Data about app and page elements:

• • • • • • •

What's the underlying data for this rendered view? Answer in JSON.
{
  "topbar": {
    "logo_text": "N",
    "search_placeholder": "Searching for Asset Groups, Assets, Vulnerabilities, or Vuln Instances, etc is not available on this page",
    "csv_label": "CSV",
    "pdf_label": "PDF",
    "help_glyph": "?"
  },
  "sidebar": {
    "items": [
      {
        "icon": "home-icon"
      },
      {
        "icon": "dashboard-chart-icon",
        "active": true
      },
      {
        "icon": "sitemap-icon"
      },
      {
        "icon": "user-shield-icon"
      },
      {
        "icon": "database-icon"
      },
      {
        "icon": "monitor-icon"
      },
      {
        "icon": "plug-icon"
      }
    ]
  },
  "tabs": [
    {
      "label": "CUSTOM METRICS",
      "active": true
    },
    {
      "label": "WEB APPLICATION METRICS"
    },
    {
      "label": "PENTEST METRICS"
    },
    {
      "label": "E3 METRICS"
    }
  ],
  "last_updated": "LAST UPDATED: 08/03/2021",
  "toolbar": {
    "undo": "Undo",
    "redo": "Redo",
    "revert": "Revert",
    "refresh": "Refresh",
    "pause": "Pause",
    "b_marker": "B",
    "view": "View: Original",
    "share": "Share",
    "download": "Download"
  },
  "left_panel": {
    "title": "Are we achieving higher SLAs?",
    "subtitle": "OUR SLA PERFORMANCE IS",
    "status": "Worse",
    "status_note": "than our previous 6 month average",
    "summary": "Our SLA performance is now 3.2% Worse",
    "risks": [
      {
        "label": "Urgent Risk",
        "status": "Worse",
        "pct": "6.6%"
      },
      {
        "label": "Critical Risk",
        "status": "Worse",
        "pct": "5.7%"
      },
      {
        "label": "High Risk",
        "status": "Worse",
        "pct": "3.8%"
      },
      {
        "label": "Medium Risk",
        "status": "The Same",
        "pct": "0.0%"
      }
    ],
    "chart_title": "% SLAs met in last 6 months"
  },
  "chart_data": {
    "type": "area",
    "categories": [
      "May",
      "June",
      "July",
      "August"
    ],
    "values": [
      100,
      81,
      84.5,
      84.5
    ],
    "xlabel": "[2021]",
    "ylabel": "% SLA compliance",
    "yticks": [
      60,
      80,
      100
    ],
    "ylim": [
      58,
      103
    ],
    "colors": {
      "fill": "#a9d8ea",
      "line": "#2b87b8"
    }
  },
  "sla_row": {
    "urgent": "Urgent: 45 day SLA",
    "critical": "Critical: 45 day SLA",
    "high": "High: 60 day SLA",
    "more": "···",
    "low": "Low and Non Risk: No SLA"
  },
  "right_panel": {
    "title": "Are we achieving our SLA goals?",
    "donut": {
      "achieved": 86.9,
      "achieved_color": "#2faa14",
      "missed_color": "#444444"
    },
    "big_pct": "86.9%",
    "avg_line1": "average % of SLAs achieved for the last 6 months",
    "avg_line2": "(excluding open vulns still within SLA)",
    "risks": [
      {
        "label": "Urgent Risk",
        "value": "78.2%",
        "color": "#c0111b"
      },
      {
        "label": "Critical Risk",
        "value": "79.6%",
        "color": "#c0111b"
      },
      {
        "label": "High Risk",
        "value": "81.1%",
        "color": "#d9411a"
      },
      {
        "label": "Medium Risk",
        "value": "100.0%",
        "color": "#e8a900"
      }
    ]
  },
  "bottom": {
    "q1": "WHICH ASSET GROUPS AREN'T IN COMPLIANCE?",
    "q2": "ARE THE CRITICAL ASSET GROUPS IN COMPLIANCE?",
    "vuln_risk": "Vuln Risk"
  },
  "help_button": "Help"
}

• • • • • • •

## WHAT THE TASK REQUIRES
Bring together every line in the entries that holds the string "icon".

## RESPONSE BELOW
        "icon": "home-icon"
        "icon": "dashboard-chart-icon",
        "icon": "sitemap-icon"
        "icon": "user-shield-icon"
        "icon": "database-icon"
        "icon": "monitor-icon"
        "icon": "plug-icon"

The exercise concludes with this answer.